Dataset records:
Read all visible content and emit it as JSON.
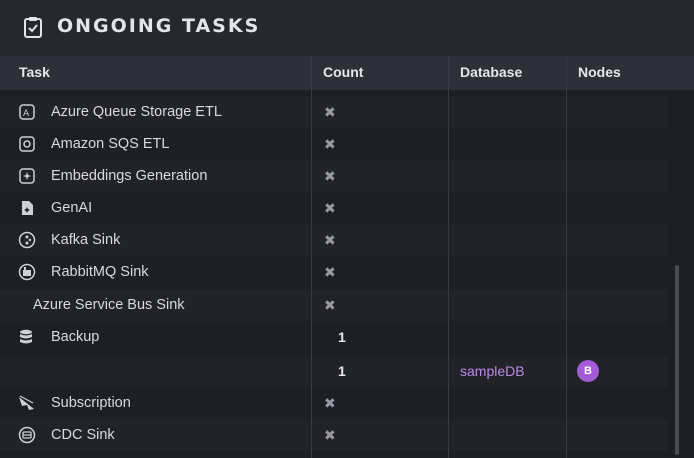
{
  "header": {
    "title": "ONGOING TASKS",
    "icon": "clipboard-check-icon"
  },
  "columns": {
    "task": "Task",
    "count": "Count",
    "database": "Database",
    "nodes": "Nodes"
  },
  "rows": [
    {
      "task": "Azure Queue Storage ETL",
      "icon": "azure-queue-icon",
      "count": "✖"
    },
    {
      "task": "Amazon SQS ETL",
      "icon": "sqs-icon",
      "count": "✖"
    },
    {
      "task": "Embeddings Generation",
      "icon": "embeddings-icon",
      "count": "✖"
    },
    {
      "task": "GenAI",
      "icon": "genai-icon",
      "count": "✖"
    },
    {
      "task": "Kafka Sink",
      "icon": "kafka-icon",
      "count": "✖"
    },
    {
      "task": "RabbitMQ Sink",
      "icon": "rabbitmq-icon",
      "count": "✖"
    },
    {
      "task": "Azure Service Bus Sink",
      "icon": "",
      "count": "✖"
    },
    {
      "task": "Backup",
      "icon": "backup-icon",
      "count": "1"
    },
    {
      "task": "",
      "icon": "",
      "count": "1",
      "database": "sampleDB",
      "node": "B"
    },
    {
      "task": "Subscription",
      "icon": "subscription-icon",
      "count": "✖"
    },
    {
      "task": "CDC Sink",
      "icon": "cdc-sink-icon",
      "count": "✖"
    }
  ],
  "colors": {
    "accent": "#b88be6",
    "badge": "#a35bd8"
  }
}
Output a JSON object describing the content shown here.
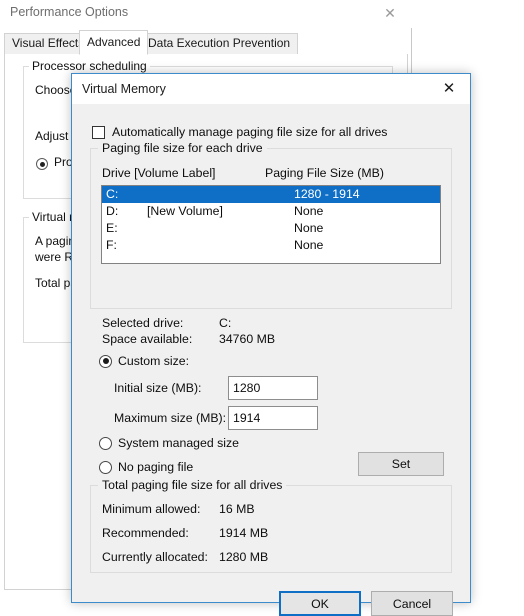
{
  "background_window": {
    "title": "Performance Options",
    "close_icon": "close-icon",
    "tabs": [
      {
        "label": "Visual Effects",
        "active": false
      },
      {
        "label": "Advanced",
        "active": true
      },
      {
        "label": "Data Execution Prevention",
        "active": false
      }
    ],
    "processor_group": {
      "title": "Processor scheduling",
      "line1": "Choose",
      "line2": "Adjust f",
      "radio_label": "Prog"
    },
    "virtual_memory_group": {
      "title": "Virtual m",
      "line1": "A pagin",
      "line2": "were RA",
      "line3": "Total pa"
    }
  },
  "dialog": {
    "title": "Virtual Memory",
    "close_icon": "close-icon",
    "auto_manage": {
      "label": "Automatically manage paging file size for all drives",
      "checked": false
    },
    "each_drive_group": {
      "title": "Paging file size for each drive",
      "columns": {
        "drive": "Drive  [Volume Label]",
        "size": "Paging File Size (MB)"
      },
      "rows": [
        {
          "drive": "C:",
          "volume_label": "",
          "size": "1280 - 1914",
          "selected": true
        },
        {
          "drive": "D:",
          "volume_label": "[New Volume]",
          "size": "None",
          "selected": false
        },
        {
          "drive": "E:",
          "volume_label": "",
          "size": "None",
          "selected": false
        },
        {
          "drive": "F:",
          "volume_label": "",
          "size": "None",
          "selected": false
        }
      ]
    },
    "selected_drive": {
      "drive_label": "Selected drive:",
      "drive_value": "C:",
      "space_label": "Space available:",
      "space_value": "34760 MB"
    },
    "size_options": {
      "custom": {
        "label": "Custom size:",
        "checked": true
      },
      "system_managed": {
        "label": "System managed size",
        "checked": false
      },
      "no_paging": {
        "label": "No paging file",
        "checked": false
      },
      "initial_label": "Initial size (MB):",
      "initial_value": "1280",
      "maximum_label": "Maximum size (MB):",
      "maximum_value": "1914",
      "set_label": "Set"
    },
    "total_group": {
      "title": "Total paging file size for all drives",
      "rows": [
        {
          "label": "Minimum allowed:",
          "value": "16 MB"
        },
        {
          "label": "Recommended:",
          "value": "1914 MB"
        },
        {
          "label": "Currently allocated:",
          "value": "1280 MB"
        }
      ]
    },
    "footer": {
      "ok_label": "OK",
      "cancel_label": "Cancel"
    }
  },
  "colors": {
    "selection_blue": "#0f6fc6",
    "dialog_border_blue": "#3c8ccb",
    "dialog_face": "#f0f0f0"
  }
}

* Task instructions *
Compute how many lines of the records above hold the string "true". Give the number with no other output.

* Written solution *
3